# Your task:
Each line from the one holding "Enumerate this screenshot's" through the final line of the data below is to be given again exactly, and no other line is to appear.

# Data shown:
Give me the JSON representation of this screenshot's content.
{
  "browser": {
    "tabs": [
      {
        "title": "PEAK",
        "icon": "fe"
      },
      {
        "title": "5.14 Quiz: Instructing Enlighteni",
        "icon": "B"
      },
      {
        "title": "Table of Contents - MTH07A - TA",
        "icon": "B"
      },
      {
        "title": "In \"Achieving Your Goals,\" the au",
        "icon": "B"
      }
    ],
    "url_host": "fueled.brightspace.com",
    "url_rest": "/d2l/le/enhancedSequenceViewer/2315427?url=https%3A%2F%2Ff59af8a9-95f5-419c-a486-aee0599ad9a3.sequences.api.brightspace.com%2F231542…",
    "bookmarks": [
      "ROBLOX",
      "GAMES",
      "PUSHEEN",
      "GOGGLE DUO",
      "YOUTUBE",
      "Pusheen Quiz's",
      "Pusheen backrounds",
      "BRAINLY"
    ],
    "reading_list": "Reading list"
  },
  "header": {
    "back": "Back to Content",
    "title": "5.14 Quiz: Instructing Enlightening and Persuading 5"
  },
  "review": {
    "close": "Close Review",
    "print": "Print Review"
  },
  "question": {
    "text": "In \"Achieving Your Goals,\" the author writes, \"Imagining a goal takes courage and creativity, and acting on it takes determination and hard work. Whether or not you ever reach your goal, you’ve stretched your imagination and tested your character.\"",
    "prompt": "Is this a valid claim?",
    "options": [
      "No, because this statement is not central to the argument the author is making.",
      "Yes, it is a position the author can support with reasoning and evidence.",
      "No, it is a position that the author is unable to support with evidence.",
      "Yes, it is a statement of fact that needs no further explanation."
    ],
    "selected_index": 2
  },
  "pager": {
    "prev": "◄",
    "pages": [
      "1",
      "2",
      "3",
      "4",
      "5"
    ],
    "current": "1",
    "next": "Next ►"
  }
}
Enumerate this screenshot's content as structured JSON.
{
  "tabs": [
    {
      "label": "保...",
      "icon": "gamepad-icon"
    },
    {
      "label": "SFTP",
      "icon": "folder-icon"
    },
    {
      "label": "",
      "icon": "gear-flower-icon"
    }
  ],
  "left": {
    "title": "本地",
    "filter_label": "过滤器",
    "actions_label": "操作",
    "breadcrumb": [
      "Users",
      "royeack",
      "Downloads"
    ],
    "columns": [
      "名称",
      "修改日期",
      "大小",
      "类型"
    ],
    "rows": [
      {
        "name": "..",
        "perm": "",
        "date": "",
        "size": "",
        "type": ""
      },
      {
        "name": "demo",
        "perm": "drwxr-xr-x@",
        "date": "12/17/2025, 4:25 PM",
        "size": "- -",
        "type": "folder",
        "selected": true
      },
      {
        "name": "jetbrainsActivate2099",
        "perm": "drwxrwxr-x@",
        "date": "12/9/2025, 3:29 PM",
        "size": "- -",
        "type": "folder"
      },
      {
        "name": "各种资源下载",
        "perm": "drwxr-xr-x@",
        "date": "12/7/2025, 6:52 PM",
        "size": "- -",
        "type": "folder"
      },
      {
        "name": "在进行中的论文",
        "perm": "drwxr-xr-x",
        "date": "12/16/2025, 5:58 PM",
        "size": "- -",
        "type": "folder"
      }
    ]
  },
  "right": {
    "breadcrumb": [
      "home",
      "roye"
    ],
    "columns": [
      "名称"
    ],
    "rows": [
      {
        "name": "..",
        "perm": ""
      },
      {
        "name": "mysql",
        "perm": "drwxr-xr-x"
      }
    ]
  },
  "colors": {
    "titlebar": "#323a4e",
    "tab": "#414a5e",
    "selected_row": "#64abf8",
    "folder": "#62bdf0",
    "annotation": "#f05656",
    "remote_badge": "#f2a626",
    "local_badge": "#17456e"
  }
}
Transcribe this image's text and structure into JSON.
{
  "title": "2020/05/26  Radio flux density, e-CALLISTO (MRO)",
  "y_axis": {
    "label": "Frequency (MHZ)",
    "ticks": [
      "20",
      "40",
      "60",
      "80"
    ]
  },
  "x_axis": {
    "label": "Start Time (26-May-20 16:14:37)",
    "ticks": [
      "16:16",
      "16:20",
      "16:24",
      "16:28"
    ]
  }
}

# Exercise response:
Enumerate this screenshot's content as structured JSON.
{
  "tabs": [
    {
      "label": "保...",
      "icon": "gamepad-icon"
    },
    {
      "label": "SFTP",
      "icon": "folder-icon"
    },
    {
      "label": "",
      "icon": "gear-flower-icon"
    }
  ],
  "left": {
    "title": "本地",
    "filter_label": "过滤器",
    "actions_label": "操作",
    "breadcrumb": [
      "Users",
      "royeack",
      "Downloads"
    ],
    "columns": [
      "名称",
      "修改日期",
      "大小",
      "类型"
    ],
    "rows": [
      {
        "name": "..",
        "perm": "",
        "date": "",
        "size": "",
        "type": ""
      },
      {
        "name": "demo",
        "perm": "drwxr-xr-x@",
        "date": "12/17/2025, 4:25 PM",
        "size": "- -",
        "type": "folder",
        "selected": true
      },
      {
        "name": "jetbrainsActivate2099",
        "perm": "drwxrwxr-x@",
        "date": "12/9/2025, 3:29 PM",
        "size": "- -",
        "type": "folder"
      },
      {
        "name": "各种资源下载",
        "perm": "drwxr-xr-x@",
        "date": "12/7/2025, 6:52 PM",
        "size": "- -",
        "type": "folder"
      },
      {
        "name": "在进行中的论文",
        "perm": "drwxr-xr-x",
        "date": "12/16/2025, 5:58 PM",
        "size": "- -",
        "type": "folder"
      }
    ]
  },
  "right": {
    "breadcrumb": [
      "home",
      "roye"
    ],
    "columns": [
      "名称"
    ],
    "rows": [
      {
        "name": "..",
        "perm": ""
      },
      {
        "name": "mysql",
        "perm": "drwxr-xr-x"
      }
    ]
  },
  "colors": {
    "titlebar": "#323a4e",
    "tab": "#414a5e",
    "selected_row": "#64abf8",
    "folder": "#62bdf0",
    "annotation": "#f05656",
    "remote_badge": "#f2a626",
    "local_badge": "#17456e"
  }
}
Transcribe this image's text and structure into JSON.
{
  "title": "2020/05/26  Radio flux density, e-CALLISTO (MRO)",
  "y_axis": {
    "label": "Frequency (MHZ)",
    "ticks": [
      "20",
      "40",
      "60",
      "80"
    ]
  },
  "x_axis": {
    "label": "Start Time (26-May-20 16:14:37)",
    "ticks": [
      "16:16",
      "16:20",
      "16:24",
      "16:28"
    ]
  }
}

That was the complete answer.